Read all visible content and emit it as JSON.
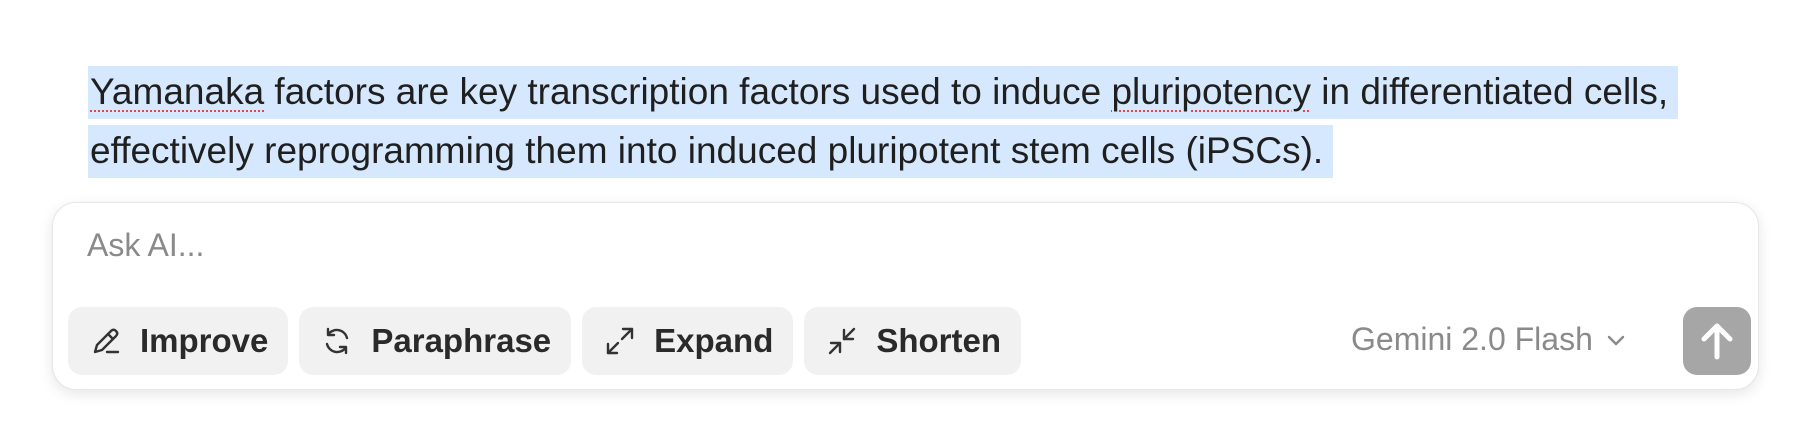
{
  "editor": {
    "selected_paragraph": {
      "w1": "Yamanaka",
      "t2": " factors are key transcription factors used to induce ",
      "w2": "pluripotency",
      "t3": " in differentiated cells, effectively reprogramming them into induced pluripotent stem cells (iPSCs)."
    }
  },
  "ai_panel": {
    "placeholder": "Ask AI...",
    "actions": [
      {
        "label": "Improve",
        "icon": "pencil-icon"
      },
      {
        "label": "Paraphrase",
        "icon": "refresh-icon"
      },
      {
        "label": "Expand",
        "icon": "expand-arrows-icon"
      },
      {
        "label": "Shorten",
        "icon": "collapse-arrows-icon"
      }
    ],
    "model": "Gemini 2.0 Flash",
    "send_icon": "arrow-up-icon"
  },
  "colors": {
    "selection": "#d6e8fd",
    "chip_bg": "#f1f1f1",
    "send_bg": "#a6a6a6",
    "spellcheck": "#e0484f"
  }
}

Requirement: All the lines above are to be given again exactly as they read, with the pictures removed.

Your response:
Read all visible content and emit it as JSON.
{
  "editor": {
    "selected_paragraph": {
      "w1": "Yamanaka",
      "t2": " factors are key transcription factors used to induce ",
      "w2": "pluripotency",
      "t3": " in differentiated cells, effectively reprogramming them into induced pluripotent stem cells (iPSCs)."
    }
  },
  "ai_panel": {
    "placeholder": "Ask AI...",
    "actions": [
      {
        "label": "Improve",
        "icon": "pencil-icon"
      },
      {
        "label": "Paraphrase",
        "icon": "refresh-icon"
      },
      {
        "label": "Expand",
        "icon": "expand-arrows-icon"
      },
      {
        "label": "Shorten",
        "icon": "collapse-arrows-icon"
      }
    ],
    "model": "Gemini 2.0 Flash",
    "send_icon": "arrow-up-icon"
  },
  "colors": {
    "selection": "#d6e8fd",
    "chip_bg": "#f1f1f1",
    "send_bg": "#a6a6a6",
    "spellcheck": "#e0484f"
  }
}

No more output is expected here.